“That’s why the award is very important because it is an ambitious goal, and trying to convince people in the future or funding bodies that it’s a worthwhile goal, recognition like this helps with that.”

As a Finalist, Alan was honoured at the New York Academy of Sciences gala dinner on 6 November.

“It’s really great to be a Finalist, it’s a highly recognised award and they go the bit extra to recognise the scientists. They came to Yale for an interview and to film me working in the lab. They celebrate the science and the scientist.”

Future plans and Brexit challenges

Alan is currently on a two-year Charles H Revson senior fellowship, that will allow him to start developing his own research in Professor Herzon’s lab. His long-term goal, is to eventually establish his own research group, building on his award-winning work, back in the UK. But the ongoing complications of Brexit are an ever-present concern.

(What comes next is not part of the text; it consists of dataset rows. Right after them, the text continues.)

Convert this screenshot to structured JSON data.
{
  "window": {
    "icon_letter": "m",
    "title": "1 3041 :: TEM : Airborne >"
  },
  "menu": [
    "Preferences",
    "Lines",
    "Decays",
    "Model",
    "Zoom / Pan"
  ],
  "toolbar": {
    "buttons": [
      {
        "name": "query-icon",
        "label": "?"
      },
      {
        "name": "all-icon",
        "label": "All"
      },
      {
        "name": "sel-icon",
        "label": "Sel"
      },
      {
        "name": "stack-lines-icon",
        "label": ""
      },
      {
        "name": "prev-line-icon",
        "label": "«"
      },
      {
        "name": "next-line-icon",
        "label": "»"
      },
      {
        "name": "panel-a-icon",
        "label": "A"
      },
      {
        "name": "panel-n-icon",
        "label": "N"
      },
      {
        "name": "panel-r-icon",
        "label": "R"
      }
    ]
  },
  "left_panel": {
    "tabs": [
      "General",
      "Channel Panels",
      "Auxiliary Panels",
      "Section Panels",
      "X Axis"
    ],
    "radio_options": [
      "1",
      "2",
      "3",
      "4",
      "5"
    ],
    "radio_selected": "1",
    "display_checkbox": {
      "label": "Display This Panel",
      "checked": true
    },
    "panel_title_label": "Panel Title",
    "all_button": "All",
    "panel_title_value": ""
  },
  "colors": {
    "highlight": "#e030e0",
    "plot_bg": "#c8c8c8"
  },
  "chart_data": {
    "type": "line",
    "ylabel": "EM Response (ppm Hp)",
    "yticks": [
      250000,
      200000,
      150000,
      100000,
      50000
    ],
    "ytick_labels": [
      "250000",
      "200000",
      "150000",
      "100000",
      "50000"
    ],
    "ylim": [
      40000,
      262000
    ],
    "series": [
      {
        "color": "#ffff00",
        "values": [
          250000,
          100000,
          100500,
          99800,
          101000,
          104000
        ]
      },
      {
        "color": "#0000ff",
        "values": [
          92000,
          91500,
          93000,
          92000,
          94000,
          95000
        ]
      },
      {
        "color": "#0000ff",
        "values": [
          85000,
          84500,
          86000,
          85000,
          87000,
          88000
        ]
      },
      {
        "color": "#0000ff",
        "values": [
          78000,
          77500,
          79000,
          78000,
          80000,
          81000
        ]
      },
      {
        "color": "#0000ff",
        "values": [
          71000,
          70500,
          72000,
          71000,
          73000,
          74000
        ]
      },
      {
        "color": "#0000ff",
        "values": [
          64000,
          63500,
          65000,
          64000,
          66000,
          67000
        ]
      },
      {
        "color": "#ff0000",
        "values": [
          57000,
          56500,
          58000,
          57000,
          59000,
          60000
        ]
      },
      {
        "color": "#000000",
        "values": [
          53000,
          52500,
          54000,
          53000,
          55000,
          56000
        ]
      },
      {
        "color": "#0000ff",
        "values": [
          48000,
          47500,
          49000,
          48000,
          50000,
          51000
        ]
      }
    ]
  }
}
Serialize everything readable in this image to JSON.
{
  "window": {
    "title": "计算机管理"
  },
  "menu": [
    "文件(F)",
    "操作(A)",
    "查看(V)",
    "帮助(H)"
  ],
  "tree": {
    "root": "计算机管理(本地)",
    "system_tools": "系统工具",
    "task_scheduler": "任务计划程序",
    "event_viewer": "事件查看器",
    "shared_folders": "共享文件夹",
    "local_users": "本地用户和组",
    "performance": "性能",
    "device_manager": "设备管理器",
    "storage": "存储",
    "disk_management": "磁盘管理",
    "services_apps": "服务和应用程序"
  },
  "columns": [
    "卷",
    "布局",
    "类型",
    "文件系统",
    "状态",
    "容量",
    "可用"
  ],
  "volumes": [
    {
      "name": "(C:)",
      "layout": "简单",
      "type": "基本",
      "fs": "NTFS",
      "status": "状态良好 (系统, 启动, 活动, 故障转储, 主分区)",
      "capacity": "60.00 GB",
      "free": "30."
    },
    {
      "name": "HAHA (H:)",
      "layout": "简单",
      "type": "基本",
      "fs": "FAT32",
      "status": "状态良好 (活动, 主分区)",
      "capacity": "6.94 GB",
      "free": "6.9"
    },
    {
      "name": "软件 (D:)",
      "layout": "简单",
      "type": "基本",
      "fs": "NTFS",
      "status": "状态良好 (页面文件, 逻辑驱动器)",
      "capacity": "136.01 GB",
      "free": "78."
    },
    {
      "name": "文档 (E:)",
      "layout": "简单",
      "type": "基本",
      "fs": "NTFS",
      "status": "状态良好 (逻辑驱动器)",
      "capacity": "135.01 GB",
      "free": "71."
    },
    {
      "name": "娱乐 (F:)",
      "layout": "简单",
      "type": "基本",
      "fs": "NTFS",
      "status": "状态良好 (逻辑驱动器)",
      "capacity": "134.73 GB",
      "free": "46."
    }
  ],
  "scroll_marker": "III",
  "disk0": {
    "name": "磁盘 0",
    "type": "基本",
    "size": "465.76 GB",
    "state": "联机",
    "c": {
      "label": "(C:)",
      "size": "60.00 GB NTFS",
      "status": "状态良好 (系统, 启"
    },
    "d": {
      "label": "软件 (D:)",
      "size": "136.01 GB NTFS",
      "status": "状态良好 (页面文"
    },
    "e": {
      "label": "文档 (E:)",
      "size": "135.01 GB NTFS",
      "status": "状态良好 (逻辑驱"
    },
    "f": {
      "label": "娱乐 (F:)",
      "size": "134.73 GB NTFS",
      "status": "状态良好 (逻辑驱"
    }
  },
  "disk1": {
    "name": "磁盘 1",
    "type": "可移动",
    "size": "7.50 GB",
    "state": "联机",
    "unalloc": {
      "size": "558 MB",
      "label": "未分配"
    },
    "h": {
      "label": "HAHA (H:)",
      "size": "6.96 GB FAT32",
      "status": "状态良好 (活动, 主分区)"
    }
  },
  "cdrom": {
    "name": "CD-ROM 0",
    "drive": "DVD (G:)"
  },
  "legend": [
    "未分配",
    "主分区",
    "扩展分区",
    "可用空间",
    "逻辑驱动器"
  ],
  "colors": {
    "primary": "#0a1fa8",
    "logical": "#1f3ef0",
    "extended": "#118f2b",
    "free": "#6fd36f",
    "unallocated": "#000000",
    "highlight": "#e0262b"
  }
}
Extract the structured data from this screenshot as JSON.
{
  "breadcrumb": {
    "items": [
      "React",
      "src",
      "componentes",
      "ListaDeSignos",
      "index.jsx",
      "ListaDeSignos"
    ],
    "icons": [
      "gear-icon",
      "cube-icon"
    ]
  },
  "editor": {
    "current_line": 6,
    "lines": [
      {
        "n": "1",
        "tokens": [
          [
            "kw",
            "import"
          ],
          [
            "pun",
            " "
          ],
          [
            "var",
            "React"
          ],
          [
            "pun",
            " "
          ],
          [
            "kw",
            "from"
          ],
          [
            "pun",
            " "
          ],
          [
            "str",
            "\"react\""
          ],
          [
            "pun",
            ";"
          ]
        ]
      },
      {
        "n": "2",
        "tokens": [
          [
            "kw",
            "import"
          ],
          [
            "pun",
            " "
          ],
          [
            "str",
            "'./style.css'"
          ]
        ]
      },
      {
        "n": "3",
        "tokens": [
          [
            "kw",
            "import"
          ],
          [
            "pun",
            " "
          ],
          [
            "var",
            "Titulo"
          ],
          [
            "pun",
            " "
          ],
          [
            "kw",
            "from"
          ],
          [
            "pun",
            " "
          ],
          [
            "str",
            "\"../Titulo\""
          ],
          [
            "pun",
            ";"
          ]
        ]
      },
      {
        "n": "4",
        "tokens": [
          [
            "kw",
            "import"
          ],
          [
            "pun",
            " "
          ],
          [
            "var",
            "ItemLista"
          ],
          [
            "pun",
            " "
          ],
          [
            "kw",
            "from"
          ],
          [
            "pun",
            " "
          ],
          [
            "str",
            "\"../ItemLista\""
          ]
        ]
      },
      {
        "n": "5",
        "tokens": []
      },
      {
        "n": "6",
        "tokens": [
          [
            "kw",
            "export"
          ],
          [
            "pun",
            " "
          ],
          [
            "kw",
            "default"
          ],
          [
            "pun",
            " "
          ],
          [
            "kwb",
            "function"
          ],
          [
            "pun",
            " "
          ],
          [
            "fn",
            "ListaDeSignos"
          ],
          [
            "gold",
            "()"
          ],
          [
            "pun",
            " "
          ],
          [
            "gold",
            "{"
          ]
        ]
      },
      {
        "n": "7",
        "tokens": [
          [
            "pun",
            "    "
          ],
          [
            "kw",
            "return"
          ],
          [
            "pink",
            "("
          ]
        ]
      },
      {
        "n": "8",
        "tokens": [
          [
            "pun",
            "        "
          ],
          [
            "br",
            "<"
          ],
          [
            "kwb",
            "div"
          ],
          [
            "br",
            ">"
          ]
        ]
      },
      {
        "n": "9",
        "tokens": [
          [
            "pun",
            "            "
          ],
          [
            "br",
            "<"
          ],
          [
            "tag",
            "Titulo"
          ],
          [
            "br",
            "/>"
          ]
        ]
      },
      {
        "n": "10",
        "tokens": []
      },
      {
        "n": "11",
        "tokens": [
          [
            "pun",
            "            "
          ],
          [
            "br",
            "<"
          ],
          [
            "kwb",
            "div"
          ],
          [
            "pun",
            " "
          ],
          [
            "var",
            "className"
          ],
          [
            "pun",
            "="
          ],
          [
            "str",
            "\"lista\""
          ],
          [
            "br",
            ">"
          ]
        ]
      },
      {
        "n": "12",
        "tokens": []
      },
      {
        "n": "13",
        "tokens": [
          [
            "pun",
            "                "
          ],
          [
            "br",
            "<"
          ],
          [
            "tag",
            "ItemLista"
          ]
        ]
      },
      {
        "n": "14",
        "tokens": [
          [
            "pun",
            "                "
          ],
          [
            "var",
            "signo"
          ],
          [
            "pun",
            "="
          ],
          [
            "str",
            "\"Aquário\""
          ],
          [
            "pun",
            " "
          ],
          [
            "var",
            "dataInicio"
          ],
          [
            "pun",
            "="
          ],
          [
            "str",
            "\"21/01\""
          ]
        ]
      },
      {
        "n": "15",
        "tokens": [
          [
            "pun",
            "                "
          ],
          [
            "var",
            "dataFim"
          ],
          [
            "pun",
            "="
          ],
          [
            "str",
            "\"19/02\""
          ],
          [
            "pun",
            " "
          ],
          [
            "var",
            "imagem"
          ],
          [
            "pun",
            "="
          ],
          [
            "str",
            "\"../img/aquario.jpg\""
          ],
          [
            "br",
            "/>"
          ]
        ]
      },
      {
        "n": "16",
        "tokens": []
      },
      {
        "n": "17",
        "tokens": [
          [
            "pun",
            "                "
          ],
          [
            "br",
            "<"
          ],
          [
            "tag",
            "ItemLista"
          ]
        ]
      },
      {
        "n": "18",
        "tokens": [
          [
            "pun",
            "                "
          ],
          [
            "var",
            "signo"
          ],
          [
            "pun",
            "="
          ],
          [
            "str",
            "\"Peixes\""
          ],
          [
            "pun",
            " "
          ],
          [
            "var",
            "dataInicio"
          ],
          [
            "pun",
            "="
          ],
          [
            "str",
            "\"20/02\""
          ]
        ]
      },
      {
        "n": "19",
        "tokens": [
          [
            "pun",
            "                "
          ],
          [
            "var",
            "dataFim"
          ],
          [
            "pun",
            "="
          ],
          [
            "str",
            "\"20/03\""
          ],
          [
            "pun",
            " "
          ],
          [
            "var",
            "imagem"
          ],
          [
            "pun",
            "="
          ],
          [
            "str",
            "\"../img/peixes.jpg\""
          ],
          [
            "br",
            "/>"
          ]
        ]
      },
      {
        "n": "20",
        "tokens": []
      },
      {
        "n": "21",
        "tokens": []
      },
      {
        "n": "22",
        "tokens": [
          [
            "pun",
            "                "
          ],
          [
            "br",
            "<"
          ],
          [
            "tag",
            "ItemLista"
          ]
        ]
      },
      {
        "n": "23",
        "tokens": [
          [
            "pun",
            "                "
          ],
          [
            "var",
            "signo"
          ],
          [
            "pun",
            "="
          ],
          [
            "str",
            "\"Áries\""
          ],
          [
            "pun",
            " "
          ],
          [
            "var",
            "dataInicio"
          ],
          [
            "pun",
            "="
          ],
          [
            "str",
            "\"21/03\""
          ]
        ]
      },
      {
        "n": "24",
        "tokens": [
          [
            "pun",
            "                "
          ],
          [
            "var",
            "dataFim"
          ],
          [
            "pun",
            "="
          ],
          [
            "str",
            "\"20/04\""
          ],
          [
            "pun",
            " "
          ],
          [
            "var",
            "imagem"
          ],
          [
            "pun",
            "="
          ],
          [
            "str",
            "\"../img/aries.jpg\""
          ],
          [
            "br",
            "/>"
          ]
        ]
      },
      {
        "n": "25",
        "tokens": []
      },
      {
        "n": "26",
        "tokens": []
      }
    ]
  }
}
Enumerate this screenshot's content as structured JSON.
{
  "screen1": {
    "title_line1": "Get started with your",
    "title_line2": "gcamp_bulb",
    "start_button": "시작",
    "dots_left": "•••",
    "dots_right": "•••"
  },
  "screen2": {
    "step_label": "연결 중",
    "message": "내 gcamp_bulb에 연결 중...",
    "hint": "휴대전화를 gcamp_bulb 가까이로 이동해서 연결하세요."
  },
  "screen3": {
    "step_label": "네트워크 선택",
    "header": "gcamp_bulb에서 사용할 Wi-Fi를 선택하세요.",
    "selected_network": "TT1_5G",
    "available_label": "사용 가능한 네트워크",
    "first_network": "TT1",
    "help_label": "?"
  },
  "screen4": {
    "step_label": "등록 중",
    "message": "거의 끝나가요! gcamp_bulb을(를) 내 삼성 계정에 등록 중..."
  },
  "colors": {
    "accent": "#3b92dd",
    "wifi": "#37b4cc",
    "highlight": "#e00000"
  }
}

“Brexit is really a big factor that’s looming over science in the UK. So while I’m very keen to move back and contribute to science in the UK, it’s definitely a concern. I’m an Irish citizen, which means I may be welcome; but it’s not fully clear. Loss of scientific funding – the ERC (European Research Council) is one of the biggest funders, particularly for people trying to develop new labs, could be one of the big downsides of Brexit. Science is very global; I’ve taken advantage of that. I’ve carried out research in Dublin, Madrid, Edinburgh, St Andrews, and now New Haven, and I’ve worked with fantastic people from around the world. You need to be part of a bigger scientific community with access to funding and excellent scientists. The UK will really struggle without it. The US has some fantastic funding opportunities here, such as the fellowship I’m on now. It’ll be very difficult to try and go back and set up a meaningful, impactful research lab if there are not good sources of both research funding and of students and scientific talent. So that’s definitely something that’s concerning.

“I have received a lot of support and encouragement to apply for positions in the US, but I was trained by Cancer Research UK – they funded both my Masters and PhD, and I was educated in Ireland and the UK so I’d like to be able to return and contribute to science there. The independent fellowship that I have is for two years so I’m going to use that time to develop my own research program but also hopefully travel to the UK to present my research and investigate the opportunities that are there.”